Task item - From top to bottom, restate the entries below word for word.

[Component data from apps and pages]
/---

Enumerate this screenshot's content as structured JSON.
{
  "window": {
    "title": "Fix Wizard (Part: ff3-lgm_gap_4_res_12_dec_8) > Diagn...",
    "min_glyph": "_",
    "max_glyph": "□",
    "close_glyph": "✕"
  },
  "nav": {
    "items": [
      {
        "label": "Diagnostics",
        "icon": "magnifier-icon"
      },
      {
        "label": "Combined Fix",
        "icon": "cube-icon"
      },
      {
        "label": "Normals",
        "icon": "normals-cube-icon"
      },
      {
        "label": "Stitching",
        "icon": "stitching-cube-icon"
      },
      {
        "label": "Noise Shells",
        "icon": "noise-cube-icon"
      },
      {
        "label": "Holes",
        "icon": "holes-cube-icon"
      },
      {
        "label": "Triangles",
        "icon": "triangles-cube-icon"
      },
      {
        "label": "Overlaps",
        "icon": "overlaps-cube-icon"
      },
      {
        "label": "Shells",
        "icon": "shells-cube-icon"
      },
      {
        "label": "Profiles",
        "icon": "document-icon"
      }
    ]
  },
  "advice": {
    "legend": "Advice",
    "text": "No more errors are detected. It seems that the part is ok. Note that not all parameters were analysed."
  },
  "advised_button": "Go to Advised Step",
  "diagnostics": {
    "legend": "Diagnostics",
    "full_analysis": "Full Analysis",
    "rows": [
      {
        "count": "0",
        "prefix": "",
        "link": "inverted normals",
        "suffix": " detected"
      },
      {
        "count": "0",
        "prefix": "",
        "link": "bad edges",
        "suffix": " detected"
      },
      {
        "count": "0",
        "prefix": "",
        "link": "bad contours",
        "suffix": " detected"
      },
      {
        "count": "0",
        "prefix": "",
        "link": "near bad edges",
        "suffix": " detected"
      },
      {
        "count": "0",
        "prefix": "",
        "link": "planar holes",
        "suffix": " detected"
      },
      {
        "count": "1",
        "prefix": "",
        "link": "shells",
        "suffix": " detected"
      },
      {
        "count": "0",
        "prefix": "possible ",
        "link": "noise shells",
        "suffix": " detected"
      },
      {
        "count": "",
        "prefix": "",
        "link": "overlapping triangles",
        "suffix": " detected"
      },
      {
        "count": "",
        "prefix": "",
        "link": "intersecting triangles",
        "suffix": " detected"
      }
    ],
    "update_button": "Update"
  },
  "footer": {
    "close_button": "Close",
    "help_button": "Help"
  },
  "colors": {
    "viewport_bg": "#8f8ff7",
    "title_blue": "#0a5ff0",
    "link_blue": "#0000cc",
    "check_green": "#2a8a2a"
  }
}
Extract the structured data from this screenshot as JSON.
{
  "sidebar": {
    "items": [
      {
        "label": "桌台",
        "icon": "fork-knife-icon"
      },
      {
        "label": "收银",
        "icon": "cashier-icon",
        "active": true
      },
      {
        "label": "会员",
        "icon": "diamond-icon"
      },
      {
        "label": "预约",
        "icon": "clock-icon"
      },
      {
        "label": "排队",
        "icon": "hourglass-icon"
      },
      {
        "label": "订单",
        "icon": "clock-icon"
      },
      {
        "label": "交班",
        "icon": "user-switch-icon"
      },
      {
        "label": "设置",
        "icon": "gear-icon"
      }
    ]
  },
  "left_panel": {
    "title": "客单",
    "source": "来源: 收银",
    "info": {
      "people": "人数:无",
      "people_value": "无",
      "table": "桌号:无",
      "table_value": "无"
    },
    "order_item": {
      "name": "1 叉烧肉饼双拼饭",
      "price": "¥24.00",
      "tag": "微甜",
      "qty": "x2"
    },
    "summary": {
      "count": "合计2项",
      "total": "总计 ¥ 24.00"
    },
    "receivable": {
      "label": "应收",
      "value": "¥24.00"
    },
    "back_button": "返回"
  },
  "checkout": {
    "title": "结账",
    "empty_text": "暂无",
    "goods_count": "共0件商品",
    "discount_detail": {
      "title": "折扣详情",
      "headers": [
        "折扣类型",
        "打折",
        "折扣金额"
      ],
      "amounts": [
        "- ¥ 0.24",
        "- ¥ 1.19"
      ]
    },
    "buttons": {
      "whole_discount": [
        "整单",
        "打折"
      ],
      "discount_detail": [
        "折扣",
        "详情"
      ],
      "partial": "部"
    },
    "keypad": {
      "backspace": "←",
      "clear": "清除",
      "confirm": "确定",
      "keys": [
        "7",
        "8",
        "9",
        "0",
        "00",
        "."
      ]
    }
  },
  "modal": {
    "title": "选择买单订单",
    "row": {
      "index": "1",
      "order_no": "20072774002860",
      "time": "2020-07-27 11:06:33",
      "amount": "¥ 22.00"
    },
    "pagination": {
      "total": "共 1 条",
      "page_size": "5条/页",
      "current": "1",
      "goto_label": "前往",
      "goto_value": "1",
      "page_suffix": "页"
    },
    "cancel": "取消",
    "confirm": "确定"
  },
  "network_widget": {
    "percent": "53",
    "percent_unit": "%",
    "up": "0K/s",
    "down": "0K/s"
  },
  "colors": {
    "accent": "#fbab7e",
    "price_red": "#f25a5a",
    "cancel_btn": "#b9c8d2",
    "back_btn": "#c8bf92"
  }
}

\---

Answer section -
Enumerate this screenshot's content as structured JSON.
{
  "window": {
    "title": "Fix Wizard (Part: ff3-lgm_gap_4_res_12_dec_8) > Diagn...",
    "min_glyph": "_",
    "max_glyph": "□",
    "close_glyph": "✕"
  },
  "nav": {
    "items": [
      {
        "label": "Diagnostics",
        "icon": "magnifier-icon"
      },
      {
        "label": "Combined Fix",
        "icon": "cube-icon"
      },
      {
        "label": "Normals",
        "icon": "normals-cube-icon"
      },
      {
        "label": "Stitching",
        "icon": "stitching-cube-icon"
      },
      {
        "label": "Noise Shells",
        "icon": "noise-cube-icon"
      },
      {
        "label": "Holes",
        "icon": "holes-cube-icon"
      },
      {
        "label": "Triangles",
        "icon": "triangles-cube-icon"
      },
      {
        "label": "Overlaps",
        "icon": "overlaps-cube-icon"
      },
      {
        "label": "Shells",
        "icon": "shells-cube-icon"
      },
      {
        "label": "Profiles",
        "icon": "document-icon"
      }
    ]
  },
  "advice": {
    "legend": "Advice",
    "text": "No more errors are detected. It seems that the part is ok. Note that not all parameters were analysed."
  },
  "advised_button": "Go to Advised Step",
  "diagnostics": {
    "legend": "Diagnostics",
    "full_analysis": "Full Analysis",
    "rows": [
      {
        "count": "0",
        "prefix": "",
        "link": "inverted normals",
        "suffix": " detected"
      },
      {
        "count": "0",
        "prefix": "",
        "link": "bad edges",
        "suffix": " detected"
      },
      {
        "count": "0",
        "prefix": "",
        "link": "bad contours",
        "suffix": " detected"
      },
      {
        "count": "0",
        "prefix": "",
        "link": "near bad edges",
        "suffix": " detected"
      },
      {
        "count": "0",
        "prefix": "",
        "link": "planar holes",
        "suffix": " detected"
      },
      {
        "count": "1",
        "prefix": "",
        "link": "shells",
        "suffix": " detected"
      },
      {
        "count": "0",
        "prefix": "possible ",
        "link": "noise shells",
        "suffix": " detected"
      },
      {
        "count": "",
        "prefix": "",
        "link": "overlapping triangles",
        "suffix": " detected"
      },
      {
        "count": "",
        "prefix": "",
        "link": "intersecting triangles",
        "suffix": " detected"
      }
    ],
    "update_button": "Update"
  },
  "footer": {
    "close_button": "Close",
    "help_button": "Help"
  },
  "colors": {
    "viewport_bg": "#8f8ff7",
    "title_blue": "#0a5ff0",
    "link_blue": "#0000cc",
    "check_green": "#2a8a2a"
  }
}
Extract the structured data from this screenshot as JSON.
{
  "sidebar": {
    "items": [
      {
        "label": "桌台",
        "icon": "fork-knife-icon"
      },
      {
        "label": "收银",
        "icon": "cashier-icon",
        "active": true
      },
      {
        "label": "会员",
        "icon": "diamond-icon"
      },
      {
        "label": "预约",
        "icon": "clock-icon"
      },
      {
        "label": "排队",
        "icon": "hourglass-icon"
      },
      {
        "label": "订单",
        "icon": "clock-icon"
      },
      {
        "label": "交班",
        "icon": "user-switch-icon"
      },
      {
        "label": "设置",
        "icon": "gear-icon"
      }
    ]
  },
  "left_panel": {
    "title": "客单",
    "source": "来源: 收银",
    "info": {
      "people": "人数:无",
      "people_value": "无",
      "table": "桌号:无",
      "table_value": "无"
    },
    "order_item": {
      "name": "1 叉烧肉饼双拼饭",
      "price": "¥24.00",
      "tag": "微甜",
      "qty": "x2"
    },
    "summary": {
      "count": "合计2项",
      "total": "总计 ¥ 24.00"
    },
    "receivable": {
      "label": "应收",
      "value": "¥24.00"
    },
    "back_button": "返回"
  },
  "checkout": {
    "title": "结账",
    "empty_text": "暂无",
    "goods_count": "共0件商品",
    "discount_detail": {
      "title": "折扣详情",
      "headers": [
        "折扣类型",
        "打折",
        "折扣金额"
      ],
      "amounts": [
        "- ¥ 0.24",
        "- ¥ 1.19"
      ]
    },
    "buttons": {
      "whole_discount": [
        "整单",
        "打折"
      ],
      "discount_detail": [
        "折扣",
        "详情"
      ],
      "partial": "部"
    },
    "keypad": {
      "backspace": "←",
      "clear": "清除",
      "confirm": "确定",
      "keys": [
        "7",
        "8",
        "9",
        "0",
        "00",
        "."
      ]
    }
  },
  "modal": {
    "title": "选择买单订单",
    "row": {
      "index": "1",
      "order_no": "20072774002860",
      "time": "2020-07-27 11:06:33",
      "amount": "¥ 22.00"
    },
    "pagination": {
      "total": "共 1 条",
      "page_size": "5条/页",
      "current": "1",
      "goto_label": "前往",
      "goto_value": "1",
      "page_suffix": "页"
    },
    "cancel": "取消",
    "confirm": "确定"
  },
  "network_widget": {
    "percent": "53",
    "percent_unit": "%",
    "up": "0K/s",
    "down": "0K/s"
  },
  "colors": {
    "accent": "#fbab7e",
    "price_red": "#f25a5a",
    "cancel_btn": "#b9c8d2",
    "back_btn": "#c8bf92"
  }
}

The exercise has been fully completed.